The class was with Stacey Solie (@StaceySolie), and it was fantastic. I learned a lot and here are a few of my favorite tips:
Freewriting: Every day, set aside a dedicated chunk of time to just write. Don’t worry about punctuation, spelling, grammar, or anything. It’s great for writer’s block: you don’t even need to start at the beginning or anything. It just helps get the ball rolling and get you out of whatever funk you’re in. I’m trying to do at least 15 minutes per day (minimum).
Read your work out loud: Admittedly, this is one that I knew about before, but it bears repeating. I don’t do it nearly enough and I really should because when I do, I always catch mistakes.
Stop apologizing for your work: It’s a terrible habit of mine and doesn’t really accomplish anything. For example, when giving an essay to someone to proof-read, it’s pointless to say things like, “Oh, here you go. It’s really bad, sorry.” It’s probably got some bad parts, and some good parts, and whoever is reading it will figure it out without you telling them.
So I’m working on building confidence in my writing…
Know when to stop: Try to recognize when you reach the point when your ongoing efforts cease to result in significant improvements. The “sweet spot”. Stacey talked about this, and so did one of our guest speakers, Katie Arkema. Here’s my own interpretation, in graphical form:

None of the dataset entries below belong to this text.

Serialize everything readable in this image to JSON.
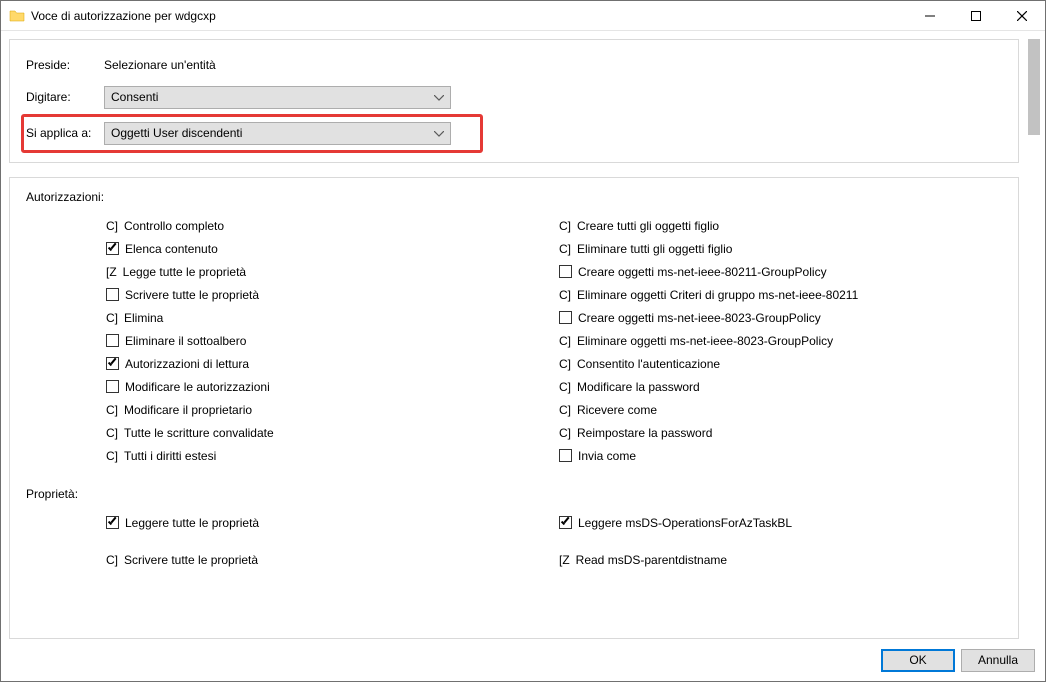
{
  "window": {
    "title": "Voce di autorizzazione per wdgcxp"
  },
  "top": {
    "principalLabel": "Preside:",
    "principalLink": "Selezionare un'entità",
    "typeLabel": "Digitare:",
    "typeValue": "Consenti",
    "appliesLabel": "Si applica a:",
    "appliesValue": "Oggetti User discendenti"
  },
  "permsLabel": "Autorizzazioni:",
  "propsLabel": "Proprietà:",
  "permsLeft": [
    {
      "prefix": "C]",
      "text": "Controllo completo",
      "state": "plain"
    },
    {
      "prefix": "box",
      "text": "Elenca contenuto",
      "state": "checked"
    },
    {
      "prefix": "[Z",
      "text": "Legge tutte le proprietà",
      "state": "plain"
    },
    {
      "prefix": "box",
      "text": "Scrivere tutte le proprietà",
      "state": "unchecked"
    },
    {
      "prefix": "C]",
      "text": "Elimina",
      "state": "plain"
    },
    {
      "prefix": "box",
      "text": "Eliminare il sottoalbero",
      "state": "unchecked"
    },
    {
      "prefix": "box",
      "text": "Autorizzazioni di lettura",
      "state": "checked"
    },
    {
      "prefix": "box",
      "text": "Modificare le autorizzazioni",
      "state": "unchecked"
    },
    {
      "prefix": "C]",
      "text": "Modificare il proprietario",
      "state": "plain"
    },
    {
      "prefix": "C]",
      "text": "Tutte le scritture convalidate",
      "state": "plain"
    },
    {
      "prefix": "C]",
      "text": "Tutti i diritti estesi",
      "state": "plain"
    }
  ],
  "permsRight": [
    {
      "prefix": "C]",
      "text": "Creare tutti gli oggetti figlio",
      "state": "plain"
    },
    {
      "prefix": "C]",
      "text": "Eliminare tutti gli oggetti figlio",
      "state": "plain"
    },
    {
      "prefix": "box",
      "text": "Creare oggetti ms-net-ieee-80211-GroupPolicy",
      "state": "unchecked"
    },
    {
      "prefix": "C]",
      "text": "Eliminare oggetti Criteri di gruppo ms-net-ieee-80211",
      "state": "plain"
    },
    {
      "prefix": "box",
      "text": "Creare oggetti ms-net-ieee-8023-GroupPolicy",
      "state": "unchecked"
    },
    {
      "prefix": "C]",
      "text": "Eliminare oggetti ms-net-ieee-8023-GroupPolicy",
      "state": "plain"
    },
    {
      "prefix": "C]",
      "text": "Consentito l'autenticazione",
      "state": "plain"
    },
    {
      "prefix": "C]",
      "text": "Modificare la password",
      "state": "plain"
    },
    {
      "prefix": "C]",
      "text": "Ricevere come",
      "state": "plain"
    },
    {
      "prefix": "C]",
      "text": "Reimpostare la password",
      "state": "plain"
    },
    {
      "prefix": "box",
      "text": "Invia come",
      "state": "unchecked"
    }
  ],
  "propsLeft": [
    {
      "prefix": "box",
      "text": "Leggere tutte le proprietà",
      "state": "checked"
    },
    {
      "prefix": "C]",
      "text": "Scrivere tutte le proprietà",
      "state": "plain"
    }
  ],
  "propsRight": [
    {
      "prefix": "box",
      "text": "Leggere msDS-OperationsForAzTaskBL",
      "state": "checked"
    },
    {
      "prefix": "[Z",
      "text": "Read msDS-parentdistname",
      "state": "plain"
    }
  ],
  "buttons": {
    "ok": "OK",
    "cancel": "Annulla"
  }
}
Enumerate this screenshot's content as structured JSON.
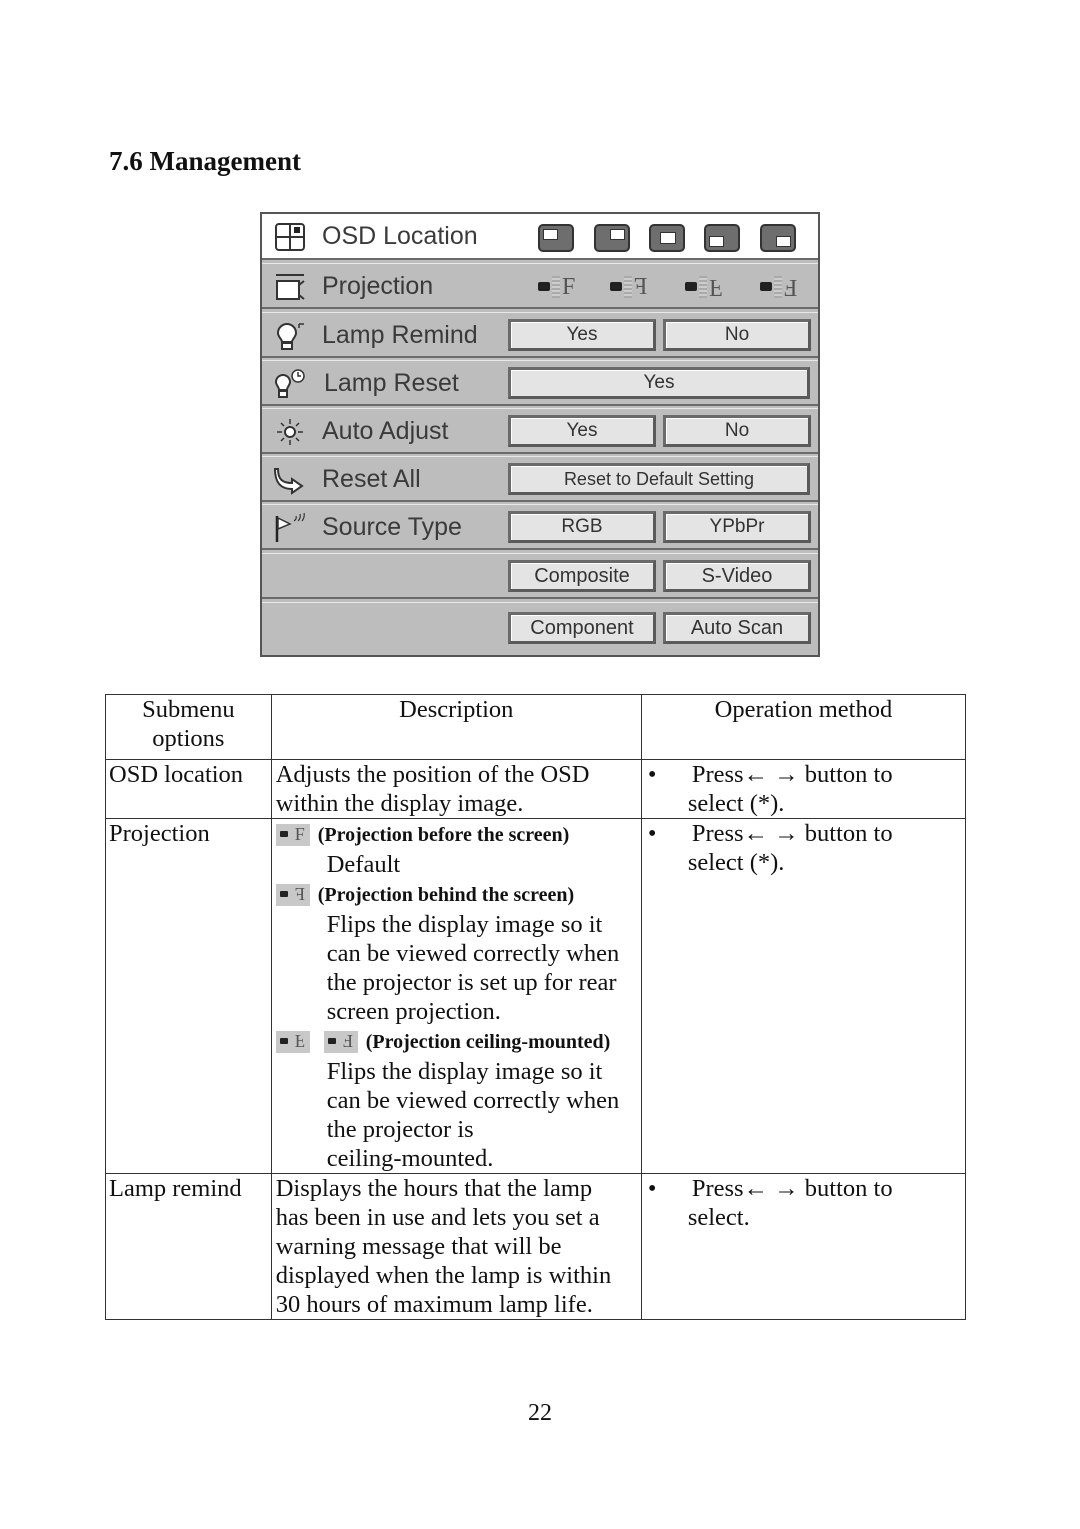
{
  "heading": "7.6 Management",
  "osd_menu": {
    "rows": [
      {
        "label": "OSD Location",
        "icon": "grid-icon",
        "options_type": "location-icons",
        "options": [
          "top-left",
          "top-right",
          "center",
          "bottom-left",
          "bottom-right"
        ]
      },
      {
        "label": "Projection",
        "icon": "projection-screen-icon",
        "options_type": "projection-icons",
        "options": [
          "F",
          "Ⅎ",
          "Ꮮ",
          "Ⅎ"
        ]
      },
      {
        "label": "Lamp Remind",
        "icon": "lamp-icon",
        "options": [
          "Yes",
          "No"
        ]
      },
      {
        "label": "Lamp Reset",
        "icon": "lamp-clock-icon",
        "options": [
          "Yes"
        ]
      },
      {
        "label": "Auto Adjust",
        "icon": "sun-icon",
        "options": [
          "Yes",
          "No"
        ]
      },
      {
        "label": "Reset All",
        "icon": "reset-arrow-icon",
        "options": [
          "Reset to Default Setting"
        ]
      },
      {
        "label": "Source Type",
        "icon": "signal-flag-icon",
        "options": [
          "RGB",
          "YPbPr"
        ]
      },
      {
        "label": "",
        "options": [
          "Composite",
          "S-Video"
        ]
      },
      {
        "label": "",
        "options": [
          "Component",
          "Auto Scan"
        ]
      }
    ]
  },
  "table": {
    "headers": [
      "Submenu options",
      "Description",
      "Operation method"
    ],
    "rows": [
      {
        "option": "OSD location",
        "description": "Adjusts the position of the OSD within the display image.",
        "operation": [
          "Press← → button to",
          "select (*)."
        ]
      },
      {
        "option": "Projection",
        "items": [
          {
            "title": "(Projection before the screen)",
            "text": "Default"
          },
          {
            "title": "(Projection behind the screen)",
            "text": [
              "Flips the display image so it",
              "can be viewed correctly when",
              "the projector is set up for rear",
              "screen projection."
            ]
          },
          {
            "title": "(Projection ceiling-mounted)",
            "text": [
              "Flips the display image so it",
              "can be viewed correctly when",
              "the projector is",
              "ceiling-mounted."
            ]
          }
        ],
        "operation": [
          "Press← → button to",
          "select (*)."
        ]
      },
      {
        "option": "Lamp remind",
        "description": [
          "Displays the hours that the lamp",
          "has been in use and lets you set a",
          "warning message that will be",
          "displayed when the lamp is within",
          "30 hours of maximum lamp life."
        ],
        "operation": [
          "Press← → button to",
          "select."
        ]
      }
    ]
  },
  "page_number": "22"
}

Thanks to the terrific @realscientists followers, who pointed out a couple of important points that I missed before!
READ! Yup, to become a better writer, you have to read. A lot. I mean, you should read every day, and be critical about it, too. Ask yourself, what is it that makes a certain piece of writing excellent or terrible? What techniques does the author use? Is there anything about their writing that could be improved upon? These observations will all eventually sink into your brain and make their way into your own writing. Hopefully not word for word though, because that’s not cool.
Practice. This sort of goes with the “free-writing” point above, but let’s give it a whole section unto itself. Because that’s how important it is. Like many skills, it’s more about hard work than innate genius. Have you read that book, Outliers, by Malcolm Gladwell? In it, he talks about what all of these wildly successful people have in common. Sure, there are loads of factors that lead to success, but the one in common between them all was that they’d put a metric butt-load of hours into their craft. Ten thousand hours, minimum, to be exact. So put in your time!
Well there you go. You know I’m not a writing expert, I’ve just listed/regurgitated things that I thought were useful or inspiring. Hope it helped! Feel free to add to the list in the comments.